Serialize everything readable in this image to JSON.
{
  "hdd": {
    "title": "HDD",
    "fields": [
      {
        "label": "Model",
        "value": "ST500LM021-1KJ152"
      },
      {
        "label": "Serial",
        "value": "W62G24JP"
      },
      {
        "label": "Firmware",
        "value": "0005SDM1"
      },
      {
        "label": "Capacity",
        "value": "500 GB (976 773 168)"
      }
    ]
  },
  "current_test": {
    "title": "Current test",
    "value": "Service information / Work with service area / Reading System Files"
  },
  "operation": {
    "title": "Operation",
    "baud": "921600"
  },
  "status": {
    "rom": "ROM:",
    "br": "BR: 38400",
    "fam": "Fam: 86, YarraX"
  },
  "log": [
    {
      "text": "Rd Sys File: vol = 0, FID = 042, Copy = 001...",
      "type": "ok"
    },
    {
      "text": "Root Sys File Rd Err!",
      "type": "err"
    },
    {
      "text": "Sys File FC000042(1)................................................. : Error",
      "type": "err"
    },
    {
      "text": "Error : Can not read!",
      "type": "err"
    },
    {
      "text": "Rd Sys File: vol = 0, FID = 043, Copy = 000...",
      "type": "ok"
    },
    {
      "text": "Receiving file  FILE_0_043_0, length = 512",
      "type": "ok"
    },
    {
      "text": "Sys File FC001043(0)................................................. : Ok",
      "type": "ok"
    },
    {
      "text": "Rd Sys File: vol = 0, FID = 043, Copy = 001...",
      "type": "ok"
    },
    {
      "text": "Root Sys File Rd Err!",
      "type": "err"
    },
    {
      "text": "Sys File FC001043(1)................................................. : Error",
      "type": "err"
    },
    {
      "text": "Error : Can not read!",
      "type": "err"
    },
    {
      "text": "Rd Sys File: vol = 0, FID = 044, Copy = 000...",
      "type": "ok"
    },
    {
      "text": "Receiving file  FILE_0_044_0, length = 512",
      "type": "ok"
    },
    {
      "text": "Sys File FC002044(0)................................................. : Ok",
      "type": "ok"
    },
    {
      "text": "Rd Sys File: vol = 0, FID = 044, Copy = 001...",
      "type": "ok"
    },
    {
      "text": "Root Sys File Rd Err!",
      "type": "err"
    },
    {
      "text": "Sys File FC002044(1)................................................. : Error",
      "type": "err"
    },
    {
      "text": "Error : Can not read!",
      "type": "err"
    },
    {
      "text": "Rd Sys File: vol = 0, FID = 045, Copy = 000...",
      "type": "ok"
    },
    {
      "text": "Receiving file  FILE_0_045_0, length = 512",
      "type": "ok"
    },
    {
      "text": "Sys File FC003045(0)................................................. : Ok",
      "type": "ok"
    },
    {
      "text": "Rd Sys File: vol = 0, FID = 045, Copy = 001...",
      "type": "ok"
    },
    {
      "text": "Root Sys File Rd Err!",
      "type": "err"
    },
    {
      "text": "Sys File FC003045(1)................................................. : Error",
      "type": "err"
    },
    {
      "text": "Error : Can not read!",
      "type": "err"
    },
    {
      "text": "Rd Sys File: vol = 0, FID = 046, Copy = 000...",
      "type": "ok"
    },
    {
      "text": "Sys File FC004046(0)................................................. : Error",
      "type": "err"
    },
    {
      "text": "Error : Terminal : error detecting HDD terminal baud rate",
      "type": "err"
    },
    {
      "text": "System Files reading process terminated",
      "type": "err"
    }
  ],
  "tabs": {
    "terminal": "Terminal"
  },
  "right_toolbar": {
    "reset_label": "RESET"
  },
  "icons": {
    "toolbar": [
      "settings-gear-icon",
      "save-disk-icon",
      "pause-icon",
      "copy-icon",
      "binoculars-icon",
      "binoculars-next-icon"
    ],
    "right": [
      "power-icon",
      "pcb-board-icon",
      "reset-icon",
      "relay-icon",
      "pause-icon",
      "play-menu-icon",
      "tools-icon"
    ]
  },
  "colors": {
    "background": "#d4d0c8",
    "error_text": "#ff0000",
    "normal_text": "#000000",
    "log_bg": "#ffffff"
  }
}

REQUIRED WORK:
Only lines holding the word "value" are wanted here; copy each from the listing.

REPLY TO THE EXERCISE:
        "value": "ST500LM021-1KJ152"
        "value": "W62G24JP"
        "value": "0005SDM1"
        "value": "500 GB (976 773 168)"
    "value": "Service information / Work with service area / Reading System Files"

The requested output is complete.